Go through the entries below and report how many lines contain the string "this". Nothing but the number is wanted.

- **DATASET CONTENT**
------------------------

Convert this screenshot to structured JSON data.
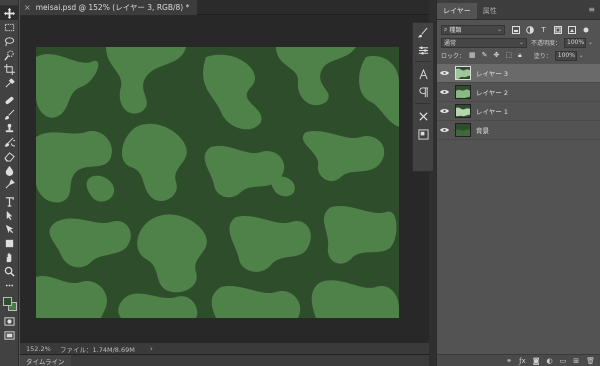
{
  "document": {
    "tab_title": "meisai.psd @ 152% (レイヤー 3, RGB/8) *",
    "close_glyph": "×"
  },
  "status": {
    "zoom": "152.2%",
    "file_info": "ファイル：1.74M/8.69M",
    "arrow": "›"
  },
  "timeline": {
    "label": "タイムライン"
  },
  "panel": {
    "tabs": [
      "レイヤー",
      "属性"
    ],
    "menu_glyph": "≡",
    "filter_kind": "種類",
    "blend_mode": "通常",
    "opacity_label": "不透明度：",
    "opacity_value": "100%",
    "lock_label": "ロック：",
    "fill_label": "塗り：",
    "fill_value": "100%"
  },
  "layers": [
    {
      "name": "レイヤー 3",
      "selected": true
    },
    {
      "name": "レイヤー 2",
      "selected": false
    },
    {
      "name": "レイヤー 1",
      "selected": false
    },
    {
      "name": "背景",
      "selected": false
    }
  ],
  "tools": [
    "move-tool",
    "marquee-tool",
    "lasso-tool",
    "quick-select-tool",
    "crop-tool",
    "eyedropper-tool",
    "healing-tool",
    "brush-tool",
    "stamp-tool",
    "history-brush-tool",
    "eraser-tool",
    "gradient-tool",
    "dodge-tool",
    "pen-tool",
    "type-tool",
    "path-select-tool",
    "rectangle-tool",
    "hand-tool",
    "zoom-tool"
  ],
  "colors": {
    "foreground": "#2f4e2b",
    "background": "#4a7a45",
    "pattern_dark": "#2e4d2a",
    "pattern_light": "#4e8249"
  }
}
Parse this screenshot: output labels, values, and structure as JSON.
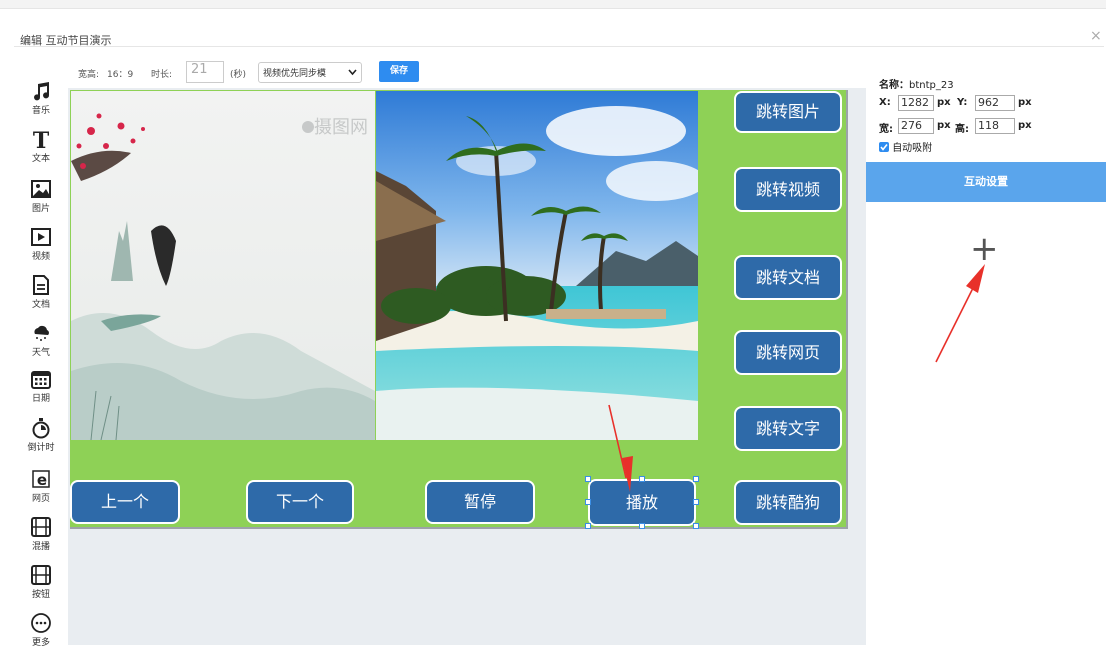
{
  "dialog": {
    "title": "编辑 互动节目演示",
    "close": "×"
  },
  "toolbar": {
    "ratio_label": "宽高:",
    "ratio_value": "16：9",
    "duration_label": "时长:",
    "duration_value": "21",
    "duration_unit": "(秒)",
    "sync_option": "视频优先同步模",
    "save_label": "保存"
  },
  "tools": [
    {
      "label": "音乐",
      "icon": "music-note-icon"
    },
    {
      "label": "文本",
      "icon": "text-t-icon"
    },
    {
      "label": "图片",
      "icon": "image-icon"
    },
    {
      "label": "视频",
      "icon": "video-play-icon"
    },
    {
      "label": "文档",
      "icon": "document-icon"
    },
    {
      "label": "天气",
      "icon": "weather-cloud-icon"
    },
    {
      "label": "日期",
      "icon": "calendar-icon"
    },
    {
      "label": "倒计时",
      "icon": "stopwatch-icon"
    },
    {
      "label": "网页",
      "icon": "web-ie-icon"
    },
    {
      "label": "混播",
      "icon": "film-icon"
    },
    {
      "label": "按钮",
      "icon": "button-film-icon"
    },
    {
      "label": "更多",
      "icon": "more-dots-icon"
    }
  ],
  "stage": {
    "watermark": "摄图网",
    "side_buttons": [
      "跳转图片",
      "跳转视频",
      "跳转文档",
      "跳转网页",
      "跳转文字",
      "跳转酷狗"
    ],
    "bottom_buttons": [
      "上一个",
      "下一个",
      "暂停",
      "播放"
    ]
  },
  "properties": {
    "name_label": "名称：",
    "name_value": "btntp_23",
    "x_label": "X:",
    "x_value": "1282",
    "y_label": "Y:",
    "y_value": "962",
    "w_label": "宽:",
    "w_value": "276",
    "h_label": "高:",
    "h_value": "118",
    "unit": "px",
    "snap_label": "自动吸附",
    "snap_checked": true,
    "interact_label": "互动设置",
    "add_symbol": "+"
  },
  "colors": {
    "stage_green": "#8ed156",
    "button_blue": "#2e6aa9",
    "accent_blue": "#2e8cf0",
    "panel_blue": "#5aa5ec",
    "annotation_red": "#e8312a"
  }
}
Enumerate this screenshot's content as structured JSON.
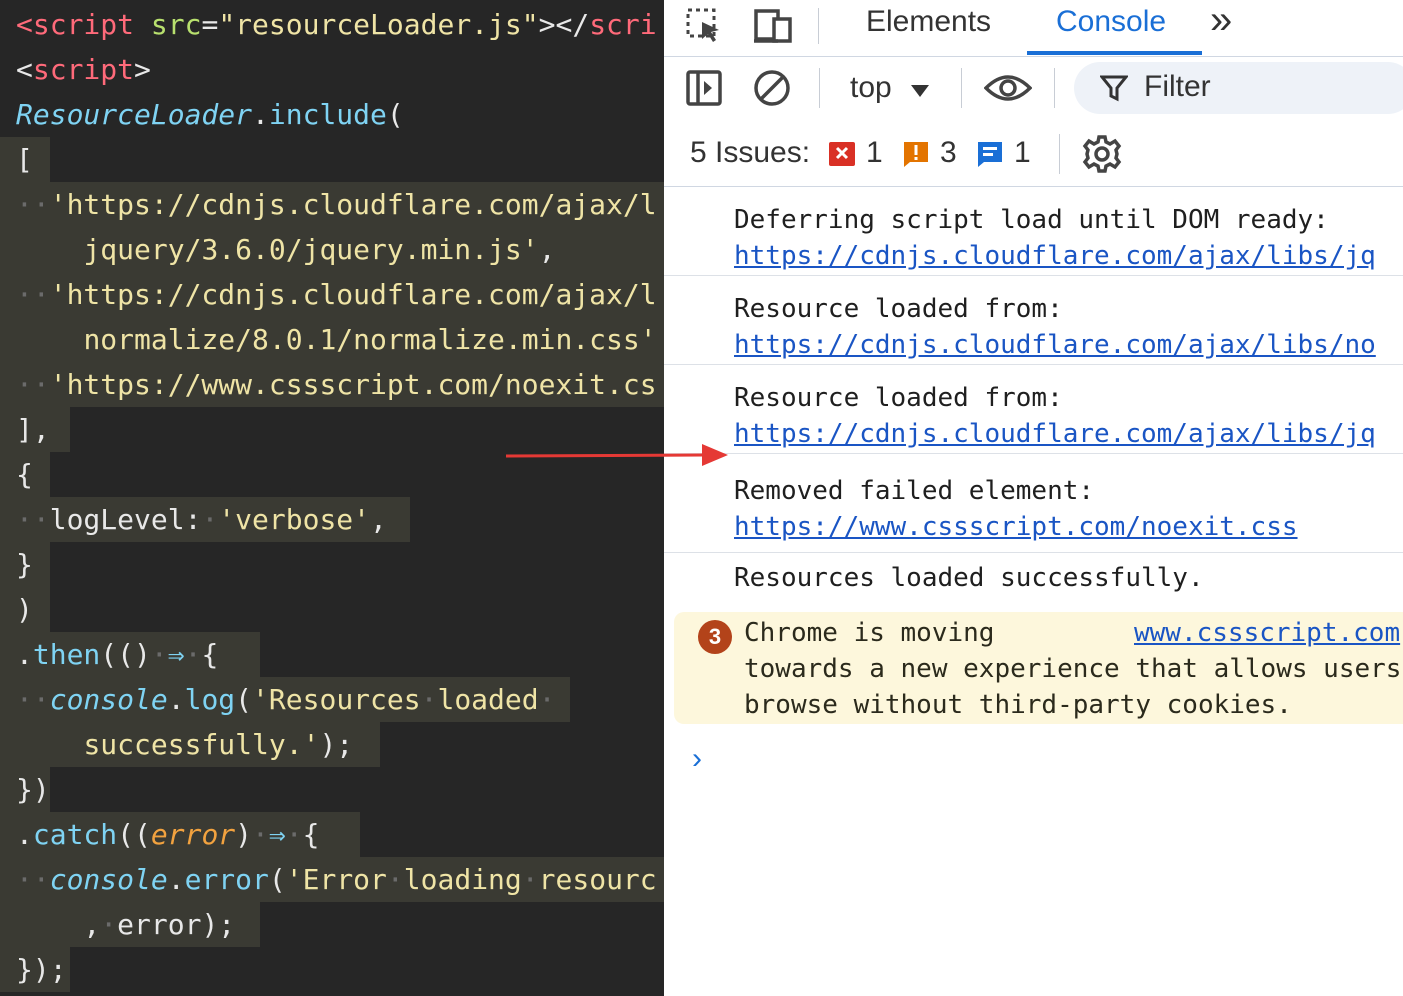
{
  "editor": {
    "lines": [
      {
        "segments": [
          {
            "c": "tag",
            "t": "<"
          },
          {
            "c": "tag",
            "t": "script"
          },
          {
            "c": "pl",
            "t": " "
          },
          {
            "c": "attr",
            "t": "src"
          },
          {
            "c": "pl",
            "t": "="
          },
          {
            "c": "str",
            "t": "\"resourceLoader.js\""
          },
          {
            "c": "pl",
            "t": "></"
          },
          {
            "c": "tag",
            "t": "scri"
          }
        ]
      },
      {
        "segments": [
          {
            "c": "pl",
            "t": "<"
          },
          {
            "c": "tag",
            "t": "script"
          },
          {
            "c": "pl",
            "t": ">"
          }
        ]
      },
      {
        "segments": [
          {
            "c": "cls",
            "t": "ResourceLoader"
          },
          {
            "c": "pl",
            "t": "."
          },
          {
            "c": "fn",
            "t": "include"
          },
          {
            "c": "pl",
            "t": "("
          }
        ]
      },
      {
        "segments": [
          {
            "c": "pl",
            "t": "["
          }
        ]
      },
      {
        "segments": [
          {
            "c": "ws",
            "t": "··"
          },
          {
            "c": "str",
            "t": "'https://cdnjs.cloudflare.com/ajax/l"
          }
        ]
      },
      {
        "segments": [
          {
            "c": "pl",
            "t": "    "
          },
          {
            "c": "str",
            "t": "jquery/3.6.0/jquery.min.js'"
          },
          {
            "c": "pl",
            "t": ","
          }
        ]
      },
      {
        "segments": [
          {
            "c": "ws",
            "t": "··"
          },
          {
            "c": "str",
            "t": "'https://cdnjs.cloudflare.com/ajax/l"
          }
        ]
      },
      {
        "segments": [
          {
            "c": "pl",
            "t": "    "
          },
          {
            "c": "str",
            "t": "normalize/8.0.1/normalize.min.css'"
          }
        ]
      },
      {
        "segments": [
          {
            "c": "ws",
            "t": "··"
          },
          {
            "c": "str",
            "t": "'https://www.cssscript.com/noexit.cs"
          }
        ]
      },
      {
        "segments": [
          {
            "c": "pl",
            "t": "],"
          }
        ]
      },
      {
        "segments": [
          {
            "c": "pl",
            "t": "{"
          }
        ]
      },
      {
        "segments": [
          {
            "c": "ws",
            "t": "··"
          },
          {
            "c": "pl",
            "t": "logLevel:"
          },
          {
            "c": "ws",
            "t": "·"
          },
          {
            "c": "str",
            "t": "'verbose'"
          },
          {
            "c": "pl",
            "t": ","
          }
        ]
      },
      {
        "segments": [
          {
            "c": "pl",
            "t": "}"
          }
        ]
      },
      {
        "segments": [
          {
            "c": "pl",
            "t": ")"
          }
        ]
      },
      {
        "segments": [
          {
            "c": "pl",
            "t": "."
          },
          {
            "c": "fn",
            "t": "then"
          },
          {
            "c": "pl",
            "t": "(()"
          },
          {
            "c": "ws",
            "t": "·"
          },
          {
            "c": "arrowop",
            "t": "⇒"
          },
          {
            "c": "ws",
            "t": "·"
          },
          {
            "c": "pl",
            "t": "{"
          }
        ]
      },
      {
        "segments": [
          {
            "c": "ws",
            "t": "··"
          },
          {
            "c": "ital",
            "t": "console"
          },
          {
            "c": "pl",
            "t": "."
          },
          {
            "c": "fn",
            "t": "log"
          },
          {
            "c": "pl",
            "t": "("
          },
          {
            "c": "str",
            "t": "'Resources"
          },
          {
            "c": "ws",
            "t": "·"
          },
          {
            "c": "str",
            "t": "loaded"
          },
          {
            "c": "ws",
            "t": "·"
          }
        ]
      },
      {
        "segments": [
          {
            "c": "pl",
            "t": "    "
          },
          {
            "c": "str",
            "t": "successfully.'"
          },
          {
            "c": "pl",
            "t": ");"
          }
        ]
      },
      {
        "segments": [
          {
            "c": "pl",
            "t": "})"
          }
        ]
      },
      {
        "segments": [
          {
            "c": "pl",
            "t": "."
          },
          {
            "c": "fn",
            "t": "catch"
          },
          {
            "c": "pl",
            "t": "(("
          },
          {
            "c": "err",
            "t": "error"
          },
          {
            "c": "pl",
            "t": ")"
          },
          {
            "c": "ws",
            "t": "·"
          },
          {
            "c": "arrowop",
            "t": "⇒"
          },
          {
            "c": "ws",
            "t": "·"
          },
          {
            "c": "pl",
            "t": "{"
          }
        ]
      },
      {
        "segments": [
          {
            "c": "ws",
            "t": "··"
          },
          {
            "c": "ital",
            "t": "console"
          },
          {
            "c": "pl",
            "t": "."
          },
          {
            "c": "fn",
            "t": "error"
          },
          {
            "c": "pl",
            "t": "("
          },
          {
            "c": "str",
            "t": "'Error"
          },
          {
            "c": "ws",
            "t": "·"
          },
          {
            "c": "str",
            "t": "loading"
          },
          {
            "c": "ws",
            "t": "·"
          },
          {
            "c": "str",
            "t": "resourc"
          }
        ]
      },
      {
        "segments": [
          {
            "c": "pl",
            "t": "    ,"
          },
          {
            "c": "ws",
            "t": "·"
          },
          {
            "c": "pl",
            "t": "error);"
          }
        ]
      },
      {
        "segments": [
          {
            "c": "pl",
            "t": "});"
          }
        ]
      }
    ]
  },
  "devtools": {
    "tabs": {
      "elements": "Elements",
      "console": "Console",
      "more": "»"
    },
    "toolbar": {
      "context": "top",
      "filter_placeholder": "Filter"
    },
    "issues": {
      "label": "5 Issues:",
      "errors": "1",
      "warnings": "3",
      "info": "1"
    },
    "messages": [
      {
        "text": "Deferring script load until DOM ready:",
        "url": "https://cdnjs.cloudflare.com/ajax/libs/jq"
      },
      {
        "text": "Resource loaded from:",
        "url": "https://cdnjs.cloudflare.com/ajax/libs/no"
      },
      {
        "text": "Resource loaded from:",
        "url": "https://cdnjs.cloudflare.com/ajax/libs/jq"
      },
      {
        "text": "Removed failed element:",
        "url": "https://www.cssscript.com/noexit.css"
      },
      {
        "text": "Resources loaded successfully.",
        "url": ""
      }
    ],
    "warning": {
      "count": "3",
      "line1": "Chrome is moving",
      "link": "www.cssscript.com",
      "line2": "towards a new experience that allows users",
      "line3": "browse without third-party cookies."
    },
    "prompt": "›"
  },
  "colors": {
    "accent": "#1a6fd6",
    "error": "#d93025",
    "warning": "#e37400",
    "info": "#1a6fd6",
    "arrow": "#e53935"
  }
}
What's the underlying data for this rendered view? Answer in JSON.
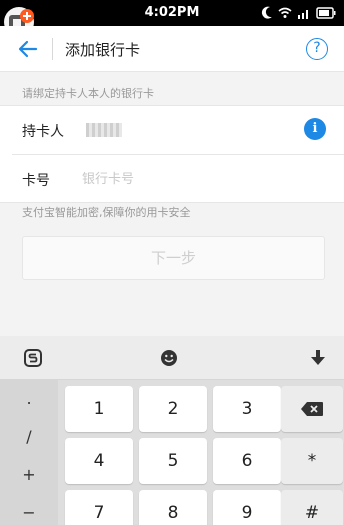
{
  "status_bar": {
    "time": "4:02PM"
  },
  "header": {
    "back_icon": "arrow-left-icon",
    "title": "添加银行卡",
    "help_label": "?"
  },
  "form": {
    "hint": "请绑定持卡人本人的银行卡",
    "holder_label": "持卡人",
    "info_label": "i",
    "card_label": "卡号",
    "card_placeholder": "银行卡号",
    "card_value": "",
    "security_text": "支付宝智能加密,保障你的用卡安全",
    "next_label": "下一步"
  },
  "keyboard": {
    "side_keys": [
      ".",
      "/",
      "+",
      "−"
    ],
    "rows": [
      [
        "1",
        "2",
        "3"
      ],
      [
        "4",
        "5",
        "6"
      ],
      [
        "7",
        "8",
        "9"
      ]
    ],
    "right_keys": [
      "backspace-icon",
      "*",
      "#"
    ],
    "accent": "#1e88e5"
  }
}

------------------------

- **ANSWER TO THE EXERCISE**
4